The key measures which have a commencement date of 1 July 2017 include:
- The concessional contributions cap is reduced to $25,000. This can be made as employer or personal tax deductible contributions (or a mix of both)
- The non-concessional contribution cap is reduced to $100,000 pa (or $300,000 under the bring forward provisions). While you are also prohibited from making further non-concessional contributions where a member’s total superannuation balance is more than $1.6 million.
- Continuation of the low income superannuation tax offset for member’s whose income level is less than $37,000
- Eligibility for spouse contribution rebates are extended, by increasing the annual income threshold to $37,000
- Lowering the income threshold for Division 293 tax to $250,000
- Abolishing the anti-detriment payment
- Introducing a $1.6 million ‘transfer balance cap’ – the limit of the amount that can be transferred to the pension phase, where earnings are tax-free.
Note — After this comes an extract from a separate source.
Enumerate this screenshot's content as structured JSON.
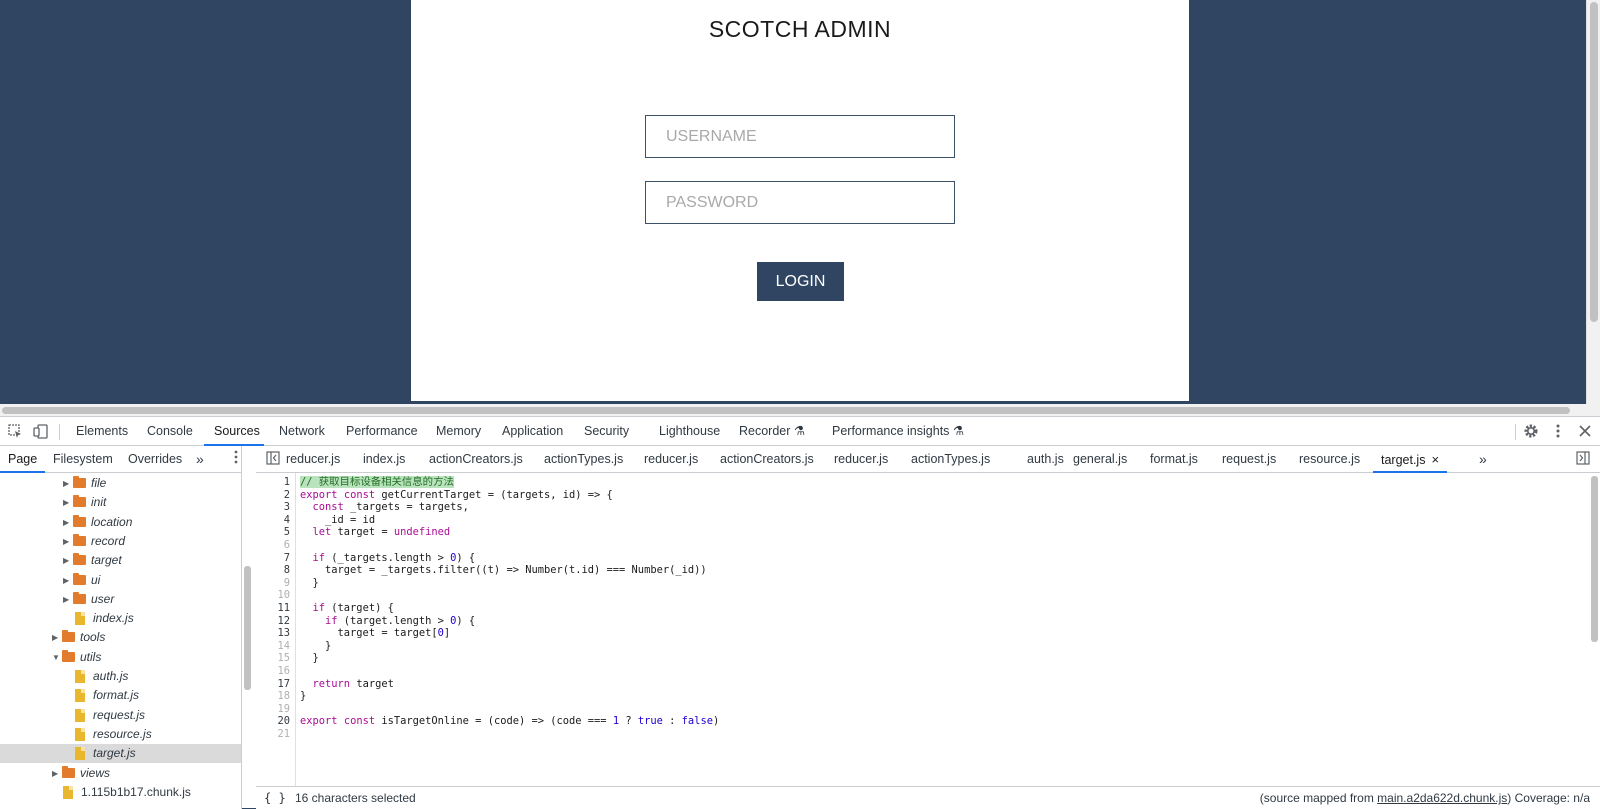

This $1.6 million cap applies also the death benefit income streams and defined benefit income streams
- Transition to Retirement Income Streams will no longer be eligible for income tax concessions (at the superannuation fund level)
- The new concessional contributions catch-up regime, providing your total super balances are less than $500,000 commences from 1 July 2018.
The government is yet to release the regulations to this new legislation and we suggest our clients should wait to see this detail before rushing to make decisions about their superannuation balances.
For specialised advice on any of the above please contact Carolyn Peters on 02 9977 8077